IMC 2019: Sessions

Session 1208: Collecting and Rearranging Canon Law in Merovingian Gaul

Wednesday 3 July 2019, 14.15-15.45

Sponsor:DFG Project 'Der Codex Remensis der Staatsbibliothek zu Berlin (Ms. Phill. 1743): Der gallische Episkopat als Mittler antiken Rechtswissens und Mitgestalter merowingischer Politik'
Organiser:Michael Eber, Friedrich-Meinecke-Institut, Freie Universität Berlin
Moderator/Chair:Ralph Mathisen, Department of History, University of Illinois, Urbana-Champaign
Paper 1208-aAccumulation and Migration: Creating a Canon Law Collection in 6th-Century Burgundy
(Language: English)
Till Stüber, Friedrich-Meinecke-Institut, Freie Universität Berlin
Till Stüber, Friedrich-Meinecke-Institut, Freie Universität Berlin
Index terms: Canon Law, Ecclesiastical History, Manuscripts and Palaeography
Paper 1208-bNeither Councils nor Decretals: 'Non-Canonic' Material in the Codex Remensis
(Language: English)
Michael Eber, Friedrich-Meinecke-Institut, Freie Universität Berlin
Michael Eber, Friedrich-Meinecke-Institut, Freie Universität Berlin
Index terms: Canon Law, Ecclesiastical History, Manuscripts and Palaeography
Paper 1208-cThe Function of Pope Gregory the Great's Letter Epistola 9.213 in Early Medieval Canon Law Collections
(Language: English)
Anna Gehler, Friedrich-Meinecke-Institut, Freie Universität Berlin
Anna Gehler, Friedrich-Meinecke-Institut, Freie Universität Berlin
Index terms: Canon Law, Manuscripts and Palaeography, Politics and Diplomacy
Abstract
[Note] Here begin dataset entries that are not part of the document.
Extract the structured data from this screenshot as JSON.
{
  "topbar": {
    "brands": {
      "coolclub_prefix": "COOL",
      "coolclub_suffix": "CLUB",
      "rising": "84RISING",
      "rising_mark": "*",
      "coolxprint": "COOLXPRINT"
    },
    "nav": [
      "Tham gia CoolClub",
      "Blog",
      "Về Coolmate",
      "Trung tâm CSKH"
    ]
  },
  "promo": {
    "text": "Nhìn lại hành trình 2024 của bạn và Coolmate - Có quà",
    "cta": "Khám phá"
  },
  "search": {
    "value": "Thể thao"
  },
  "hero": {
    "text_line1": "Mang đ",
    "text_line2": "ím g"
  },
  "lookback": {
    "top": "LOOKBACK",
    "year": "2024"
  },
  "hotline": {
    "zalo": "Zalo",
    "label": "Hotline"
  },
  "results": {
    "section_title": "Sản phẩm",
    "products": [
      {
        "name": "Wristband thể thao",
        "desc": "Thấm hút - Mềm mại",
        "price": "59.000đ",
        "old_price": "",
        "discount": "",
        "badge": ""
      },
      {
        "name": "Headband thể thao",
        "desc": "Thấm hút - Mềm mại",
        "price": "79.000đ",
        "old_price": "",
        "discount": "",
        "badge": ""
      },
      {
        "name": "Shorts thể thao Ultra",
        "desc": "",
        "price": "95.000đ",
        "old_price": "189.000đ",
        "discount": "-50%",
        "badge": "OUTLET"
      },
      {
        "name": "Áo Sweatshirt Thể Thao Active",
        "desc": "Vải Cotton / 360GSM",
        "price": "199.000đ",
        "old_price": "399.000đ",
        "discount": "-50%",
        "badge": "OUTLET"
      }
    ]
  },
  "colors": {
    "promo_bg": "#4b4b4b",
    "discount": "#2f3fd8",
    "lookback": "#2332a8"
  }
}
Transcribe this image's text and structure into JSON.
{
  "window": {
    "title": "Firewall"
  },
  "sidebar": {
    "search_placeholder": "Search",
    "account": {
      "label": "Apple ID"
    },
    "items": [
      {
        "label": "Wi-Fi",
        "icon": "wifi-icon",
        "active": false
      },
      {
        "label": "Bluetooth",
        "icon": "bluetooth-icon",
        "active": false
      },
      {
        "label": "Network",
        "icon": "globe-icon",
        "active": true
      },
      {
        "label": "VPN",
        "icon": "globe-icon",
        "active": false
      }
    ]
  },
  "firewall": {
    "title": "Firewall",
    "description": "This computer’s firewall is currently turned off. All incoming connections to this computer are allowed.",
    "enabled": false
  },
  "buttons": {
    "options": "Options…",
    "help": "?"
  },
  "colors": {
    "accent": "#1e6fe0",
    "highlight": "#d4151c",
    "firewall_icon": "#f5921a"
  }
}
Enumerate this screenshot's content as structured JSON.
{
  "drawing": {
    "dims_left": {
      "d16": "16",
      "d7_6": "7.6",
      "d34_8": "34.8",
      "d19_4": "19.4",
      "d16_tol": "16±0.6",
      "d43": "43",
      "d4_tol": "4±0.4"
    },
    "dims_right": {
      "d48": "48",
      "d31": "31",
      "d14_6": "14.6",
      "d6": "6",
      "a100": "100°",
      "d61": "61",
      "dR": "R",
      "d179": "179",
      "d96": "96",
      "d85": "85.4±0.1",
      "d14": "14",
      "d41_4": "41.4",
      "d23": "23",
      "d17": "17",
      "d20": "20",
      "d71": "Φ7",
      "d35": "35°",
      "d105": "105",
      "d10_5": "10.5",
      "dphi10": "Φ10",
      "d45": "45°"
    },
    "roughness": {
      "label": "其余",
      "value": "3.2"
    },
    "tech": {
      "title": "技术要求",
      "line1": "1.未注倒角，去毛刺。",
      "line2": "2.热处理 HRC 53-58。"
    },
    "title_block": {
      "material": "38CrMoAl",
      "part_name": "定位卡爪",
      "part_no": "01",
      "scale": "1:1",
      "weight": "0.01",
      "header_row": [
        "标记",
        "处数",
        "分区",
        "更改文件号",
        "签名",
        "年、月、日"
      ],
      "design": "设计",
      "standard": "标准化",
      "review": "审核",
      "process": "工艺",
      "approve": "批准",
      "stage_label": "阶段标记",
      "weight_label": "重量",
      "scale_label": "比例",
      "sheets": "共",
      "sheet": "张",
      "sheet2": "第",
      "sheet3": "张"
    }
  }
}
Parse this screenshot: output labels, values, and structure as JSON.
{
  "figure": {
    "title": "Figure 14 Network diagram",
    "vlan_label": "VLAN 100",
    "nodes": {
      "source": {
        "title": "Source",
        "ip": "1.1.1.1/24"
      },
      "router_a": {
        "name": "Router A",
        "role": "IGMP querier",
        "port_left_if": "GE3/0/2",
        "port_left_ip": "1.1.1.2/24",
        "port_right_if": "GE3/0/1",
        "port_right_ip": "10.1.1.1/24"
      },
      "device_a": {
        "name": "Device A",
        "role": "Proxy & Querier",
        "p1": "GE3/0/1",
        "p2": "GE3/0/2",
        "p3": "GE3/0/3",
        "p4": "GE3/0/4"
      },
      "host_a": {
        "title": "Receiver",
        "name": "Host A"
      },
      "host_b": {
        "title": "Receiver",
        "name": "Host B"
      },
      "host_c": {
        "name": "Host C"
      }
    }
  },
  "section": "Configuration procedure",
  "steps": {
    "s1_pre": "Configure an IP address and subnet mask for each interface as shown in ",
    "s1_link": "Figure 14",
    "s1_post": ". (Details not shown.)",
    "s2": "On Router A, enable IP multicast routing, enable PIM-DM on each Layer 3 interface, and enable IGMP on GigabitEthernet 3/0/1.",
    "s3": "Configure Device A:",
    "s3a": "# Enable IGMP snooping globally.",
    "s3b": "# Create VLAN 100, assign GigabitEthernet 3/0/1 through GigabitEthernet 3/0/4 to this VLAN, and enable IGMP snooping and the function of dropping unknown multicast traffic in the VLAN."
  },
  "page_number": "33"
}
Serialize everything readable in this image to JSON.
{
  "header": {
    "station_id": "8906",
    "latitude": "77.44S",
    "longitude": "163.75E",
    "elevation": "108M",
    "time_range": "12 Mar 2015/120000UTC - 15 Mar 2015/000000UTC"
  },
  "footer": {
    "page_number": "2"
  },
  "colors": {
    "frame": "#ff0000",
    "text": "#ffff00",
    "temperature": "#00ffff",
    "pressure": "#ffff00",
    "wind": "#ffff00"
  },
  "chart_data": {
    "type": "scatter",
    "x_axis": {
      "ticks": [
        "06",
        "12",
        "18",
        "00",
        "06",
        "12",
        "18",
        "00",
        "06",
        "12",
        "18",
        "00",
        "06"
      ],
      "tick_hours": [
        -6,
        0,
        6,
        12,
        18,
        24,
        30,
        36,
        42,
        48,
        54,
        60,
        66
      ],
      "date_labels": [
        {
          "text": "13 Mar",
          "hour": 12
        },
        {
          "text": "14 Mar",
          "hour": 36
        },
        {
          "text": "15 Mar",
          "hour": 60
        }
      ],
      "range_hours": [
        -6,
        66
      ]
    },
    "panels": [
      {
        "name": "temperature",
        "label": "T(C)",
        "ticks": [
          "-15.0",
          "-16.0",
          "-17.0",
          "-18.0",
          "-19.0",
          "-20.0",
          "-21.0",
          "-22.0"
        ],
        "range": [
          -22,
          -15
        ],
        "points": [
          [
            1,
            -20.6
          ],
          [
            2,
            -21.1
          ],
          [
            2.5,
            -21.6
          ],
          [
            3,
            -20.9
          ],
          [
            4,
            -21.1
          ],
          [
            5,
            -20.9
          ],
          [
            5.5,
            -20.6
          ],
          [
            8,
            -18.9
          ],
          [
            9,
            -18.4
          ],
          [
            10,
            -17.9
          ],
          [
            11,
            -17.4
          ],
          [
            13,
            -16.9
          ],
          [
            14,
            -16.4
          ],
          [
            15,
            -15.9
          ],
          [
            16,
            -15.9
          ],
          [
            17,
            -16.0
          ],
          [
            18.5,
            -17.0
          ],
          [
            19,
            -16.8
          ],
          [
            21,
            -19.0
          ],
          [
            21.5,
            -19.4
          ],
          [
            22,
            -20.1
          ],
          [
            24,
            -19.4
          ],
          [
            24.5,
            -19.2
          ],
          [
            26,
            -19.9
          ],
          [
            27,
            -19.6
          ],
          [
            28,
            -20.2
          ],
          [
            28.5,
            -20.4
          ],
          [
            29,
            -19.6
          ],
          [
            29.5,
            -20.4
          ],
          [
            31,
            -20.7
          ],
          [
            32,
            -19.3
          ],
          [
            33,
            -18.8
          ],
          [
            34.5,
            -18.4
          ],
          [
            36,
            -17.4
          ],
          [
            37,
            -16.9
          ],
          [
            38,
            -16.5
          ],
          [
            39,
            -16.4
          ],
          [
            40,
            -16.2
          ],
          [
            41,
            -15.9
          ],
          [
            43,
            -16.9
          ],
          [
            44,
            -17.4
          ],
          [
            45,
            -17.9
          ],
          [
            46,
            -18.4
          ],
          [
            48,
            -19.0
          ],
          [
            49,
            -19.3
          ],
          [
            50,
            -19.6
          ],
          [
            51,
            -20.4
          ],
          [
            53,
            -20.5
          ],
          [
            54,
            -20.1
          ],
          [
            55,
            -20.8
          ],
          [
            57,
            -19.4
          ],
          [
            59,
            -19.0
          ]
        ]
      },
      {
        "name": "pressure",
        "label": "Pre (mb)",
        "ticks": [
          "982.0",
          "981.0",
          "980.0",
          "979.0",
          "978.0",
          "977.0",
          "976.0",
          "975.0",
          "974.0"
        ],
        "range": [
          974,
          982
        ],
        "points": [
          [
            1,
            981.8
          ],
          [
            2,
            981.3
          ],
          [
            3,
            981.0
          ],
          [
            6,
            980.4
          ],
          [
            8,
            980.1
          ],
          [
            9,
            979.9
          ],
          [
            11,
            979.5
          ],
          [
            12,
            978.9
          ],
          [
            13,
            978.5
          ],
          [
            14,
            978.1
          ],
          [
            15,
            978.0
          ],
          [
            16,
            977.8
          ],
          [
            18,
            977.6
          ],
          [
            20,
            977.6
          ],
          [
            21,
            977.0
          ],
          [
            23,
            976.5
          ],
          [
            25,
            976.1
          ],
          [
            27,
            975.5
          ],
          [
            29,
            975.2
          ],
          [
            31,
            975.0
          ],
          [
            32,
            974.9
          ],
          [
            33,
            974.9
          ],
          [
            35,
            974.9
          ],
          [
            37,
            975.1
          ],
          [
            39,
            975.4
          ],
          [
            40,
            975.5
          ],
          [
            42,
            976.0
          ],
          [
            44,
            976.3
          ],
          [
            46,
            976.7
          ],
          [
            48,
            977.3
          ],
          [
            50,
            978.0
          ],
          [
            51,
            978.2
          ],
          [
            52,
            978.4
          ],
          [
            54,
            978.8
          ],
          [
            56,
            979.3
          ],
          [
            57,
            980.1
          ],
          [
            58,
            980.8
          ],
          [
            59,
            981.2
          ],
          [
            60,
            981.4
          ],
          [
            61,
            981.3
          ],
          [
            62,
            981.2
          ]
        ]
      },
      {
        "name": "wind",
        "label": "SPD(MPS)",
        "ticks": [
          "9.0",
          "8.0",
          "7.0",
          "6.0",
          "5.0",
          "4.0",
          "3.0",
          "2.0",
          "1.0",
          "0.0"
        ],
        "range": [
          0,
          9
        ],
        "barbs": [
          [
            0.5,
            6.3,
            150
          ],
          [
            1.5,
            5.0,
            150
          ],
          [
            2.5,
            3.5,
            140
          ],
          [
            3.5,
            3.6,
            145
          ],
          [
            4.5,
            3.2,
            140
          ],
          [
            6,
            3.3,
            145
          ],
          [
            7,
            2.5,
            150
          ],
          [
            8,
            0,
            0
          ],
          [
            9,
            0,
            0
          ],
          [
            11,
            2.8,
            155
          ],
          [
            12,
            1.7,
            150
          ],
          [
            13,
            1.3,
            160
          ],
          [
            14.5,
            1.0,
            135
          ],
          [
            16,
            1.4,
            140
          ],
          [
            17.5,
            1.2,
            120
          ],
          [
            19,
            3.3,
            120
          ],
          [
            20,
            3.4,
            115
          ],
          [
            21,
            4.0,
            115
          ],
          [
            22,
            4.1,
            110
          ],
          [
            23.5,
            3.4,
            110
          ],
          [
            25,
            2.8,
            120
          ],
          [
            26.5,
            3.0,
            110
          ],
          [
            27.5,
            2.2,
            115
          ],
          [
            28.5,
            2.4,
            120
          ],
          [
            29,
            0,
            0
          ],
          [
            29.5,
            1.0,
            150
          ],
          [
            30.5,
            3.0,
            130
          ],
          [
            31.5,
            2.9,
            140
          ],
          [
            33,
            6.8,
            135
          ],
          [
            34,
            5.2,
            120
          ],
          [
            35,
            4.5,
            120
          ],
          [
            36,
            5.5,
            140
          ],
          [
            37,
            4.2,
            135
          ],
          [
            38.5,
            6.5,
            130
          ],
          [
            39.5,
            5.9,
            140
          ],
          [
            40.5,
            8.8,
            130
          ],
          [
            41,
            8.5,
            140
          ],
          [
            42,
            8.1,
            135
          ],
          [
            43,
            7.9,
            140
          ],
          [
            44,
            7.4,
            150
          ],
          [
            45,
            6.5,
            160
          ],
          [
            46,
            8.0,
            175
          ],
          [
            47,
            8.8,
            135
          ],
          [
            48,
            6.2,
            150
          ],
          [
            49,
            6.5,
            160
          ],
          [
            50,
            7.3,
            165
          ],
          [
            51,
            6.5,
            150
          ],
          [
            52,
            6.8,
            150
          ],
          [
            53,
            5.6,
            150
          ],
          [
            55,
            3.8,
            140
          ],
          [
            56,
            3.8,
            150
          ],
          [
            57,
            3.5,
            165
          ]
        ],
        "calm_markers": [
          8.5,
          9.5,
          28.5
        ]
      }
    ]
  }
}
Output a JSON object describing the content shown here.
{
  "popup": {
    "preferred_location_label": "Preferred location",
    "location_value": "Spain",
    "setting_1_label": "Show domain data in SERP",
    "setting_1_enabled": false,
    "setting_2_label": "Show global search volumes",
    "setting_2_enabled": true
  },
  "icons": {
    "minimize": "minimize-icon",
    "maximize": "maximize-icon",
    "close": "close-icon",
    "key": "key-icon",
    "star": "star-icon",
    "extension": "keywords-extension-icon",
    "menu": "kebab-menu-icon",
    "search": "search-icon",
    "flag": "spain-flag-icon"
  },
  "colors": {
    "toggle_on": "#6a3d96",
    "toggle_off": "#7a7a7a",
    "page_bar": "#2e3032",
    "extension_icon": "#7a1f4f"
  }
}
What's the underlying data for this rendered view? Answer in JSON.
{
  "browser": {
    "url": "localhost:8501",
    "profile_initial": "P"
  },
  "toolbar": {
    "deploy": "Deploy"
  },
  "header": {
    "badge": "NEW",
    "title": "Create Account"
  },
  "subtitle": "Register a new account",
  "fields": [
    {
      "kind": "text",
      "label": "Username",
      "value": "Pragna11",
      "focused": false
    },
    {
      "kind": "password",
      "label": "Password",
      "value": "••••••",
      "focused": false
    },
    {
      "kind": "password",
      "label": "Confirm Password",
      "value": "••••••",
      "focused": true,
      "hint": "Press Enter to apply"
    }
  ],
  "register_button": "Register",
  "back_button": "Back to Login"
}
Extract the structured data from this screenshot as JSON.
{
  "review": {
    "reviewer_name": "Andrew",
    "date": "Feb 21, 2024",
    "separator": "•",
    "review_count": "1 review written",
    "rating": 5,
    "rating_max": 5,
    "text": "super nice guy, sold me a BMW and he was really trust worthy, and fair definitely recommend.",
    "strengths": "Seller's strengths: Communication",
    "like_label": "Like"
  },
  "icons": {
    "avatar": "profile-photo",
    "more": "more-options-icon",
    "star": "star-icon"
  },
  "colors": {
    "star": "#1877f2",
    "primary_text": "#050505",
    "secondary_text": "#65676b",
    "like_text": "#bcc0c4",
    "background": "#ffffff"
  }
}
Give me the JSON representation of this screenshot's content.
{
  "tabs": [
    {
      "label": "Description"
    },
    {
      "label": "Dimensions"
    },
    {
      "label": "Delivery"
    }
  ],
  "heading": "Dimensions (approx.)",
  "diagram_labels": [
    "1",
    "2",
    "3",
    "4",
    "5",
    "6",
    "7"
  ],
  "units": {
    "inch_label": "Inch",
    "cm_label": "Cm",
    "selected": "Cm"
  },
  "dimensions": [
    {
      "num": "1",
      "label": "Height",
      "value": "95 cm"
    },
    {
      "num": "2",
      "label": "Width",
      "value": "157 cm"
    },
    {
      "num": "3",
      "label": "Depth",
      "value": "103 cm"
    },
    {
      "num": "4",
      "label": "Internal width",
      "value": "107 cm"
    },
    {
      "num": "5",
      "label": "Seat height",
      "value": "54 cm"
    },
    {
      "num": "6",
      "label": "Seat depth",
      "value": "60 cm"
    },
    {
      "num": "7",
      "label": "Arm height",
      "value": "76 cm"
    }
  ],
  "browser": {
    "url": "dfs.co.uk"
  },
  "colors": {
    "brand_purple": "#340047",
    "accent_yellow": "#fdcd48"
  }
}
Compared to the canon law collections of Gratian and his precursors, in the Early Middle Ages, the idea of what could be considered as ‘canonic’ was still in flux. Notwithstanding some attempts to create standardized collections, early medieval canon law books tended to differ considerably from one another, often betraying features of local recension and selection. This session will show the complex, multi-layered, and localized creation process of early medieval canon law collections by analysing the causa colligendi, as it were, of specific dossiers and sub-collections. These issues will be addressed proceeding mainly, though not exclusively, from on one such local collection: the so called Codex Remensis, an oft-neglected 8th-century law book that was hardly accessible for a long time and was only digitized recently.